Throughout the book, there is a constant anxiety and frustration at being “used up” and not having ownership of one’s destiny. But, at the end of the book, the characters, one by one, accept that they don’t have control over their own lives, and do the best they can with what they have.

My thoughts on the novel

As mentioned earlier, this wasn’t the most enjoyable book for me to read. The Sirens of Titan is not a fast-moving story, and the plot seemed pointless at times. However, I enjoyed the overall theme of the book, and felt Vonnegut cleverly communicated an important message.

On dying well

One of my favorite quotes in the book is from Boaz when he decides to give up his freedom to care for the harmoniums. He says,

“I found me a place where I can do good without doing any harm, and I can see I'm doing good, and them I'm doing good for know I'm doing it, and they love me, Unk, as best they can. I found me a home.

And when I die down here some day... I'm going to be able to say to myself, 'Boaz - you made millions of lives worth living. Ain't nobody ever spread more joy... You go to sleep now.... You're a good boy, Boaz... Good night.'”

On a personal level, I resonated with this quote because I think about death a lot. When I was in my early twenties, I watched my father die of cancer. This experience was very traumatic because - on top of watching a parent die - it was clear my father was not ready to go. So, for a good chunk of my life, I’ve had to confront my fear of death.

When Boaz says, “You go to sleep now… You’re a good boy, Boaz… Good night,” it reminds me of the Buddhist approach toward death I’ve adopted since my father’s passing. For me, a meaningful life is the most comforting gift you can give yourself on your deathbed. And, that is exactly what Boaz does when he dedicates his life to the harmoniums.

On absurdism

Another aspect of the book I liked was the absurd moments, like Salo discovering his grand message was just a simple, “Greetings.” Or how the Martians spent all this time fighting for a war that was so terribly planned, it was comical.

For me, this absurdity felt like a metaphor for the absurdity of life, and a reminder that everything we know is the result of a cosmic accident.

My rating
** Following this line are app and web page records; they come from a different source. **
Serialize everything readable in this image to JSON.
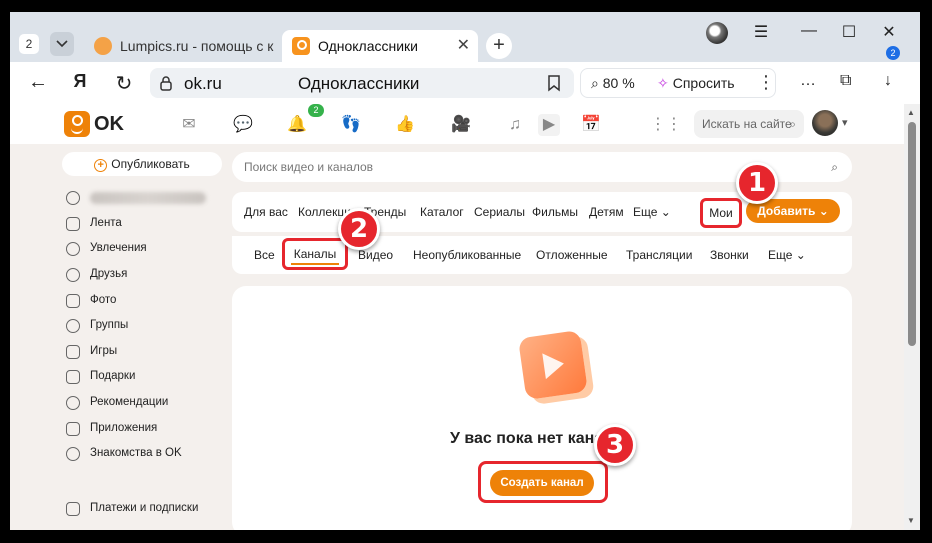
{
  "browser": {
    "tab_count": "2",
    "tabs": [
      {
        "title": "Lumpics.ru - помощь с ком"
      },
      {
        "title": "Одноклассники"
      }
    ],
    "url": "ok.ru",
    "page_title": "Одноклассники",
    "zoom": "80 %",
    "ask_label": "Спросить",
    "downloads_badge": "2"
  },
  "site": {
    "logo_text": "OK",
    "notifications_badge": "2",
    "search_placeholder": "Искать на сайте"
  },
  "sidebar": {
    "publish_label": "Опубликовать",
    "items": [
      {
        "label": "Лента",
        "icon": "home-icon"
      },
      {
        "label": "Увлечения",
        "icon": "interests-icon"
      },
      {
        "label": "Друзья",
        "icon": "friends-icon"
      },
      {
        "label": "Фото",
        "icon": "photo-icon"
      },
      {
        "label": "Группы",
        "icon": "groups-icon"
      },
      {
        "label": "Игры",
        "icon": "gamepad-icon"
      },
      {
        "label": "Подарки",
        "icon": "gift-icon"
      },
      {
        "label": "Рекомендации",
        "icon": "recommendations-icon"
      },
      {
        "label": "Приложения",
        "icon": "apps-icon"
      },
      {
        "label": "Знакомства в OK",
        "icon": "dating-icon"
      },
      {
        "label": "Платежи и подписки",
        "icon": "payments-icon"
      }
    ]
  },
  "video": {
    "search_placeholder": "Поиск видео и каналов",
    "categories": [
      "Для вас",
      "Коллекции",
      "Тренды",
      "Каталог",
      "Сериалы",
      "Фильмы",
      "Детям",
      "Еще"
    ],
    "my_label": "Мои",
    "add_label": "Добавить",
    "subtabs": [
      "Все",
      "Каналы",
      "Видео",
      "Неопубликованные",
      "Отложенные",
      "Трансляции",
      "Звонки",
      "Еще"
    ],
    "empty_text": "У вас пока нет каналов",
    "create_label": "Создать канал"
  },
  "annotations": [
    "1",
    "2",
    "3"
  ],
  "colors": {
    "accent": "#ee8208",
    "highlight": "#e6262d",
    "badge_green": "#35b24b"
  }
}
I rate The Sirens of Titan 4 out of 5 stars. I think the book was cleverly crafted, and I enjoyed its absurd vignettes and witty literary style. I also enjoyed the central theme of the book, and really resonated with its message. That being said, I don't imagine I will likely read the book again, which is why I wouldn’t rate it five stars. But, I’m glad I picked up the book, and imagine its message will stick with me for a long time.

If you like books that ponder the meaning of life, I think The Sirens of Titan would be a good read for you.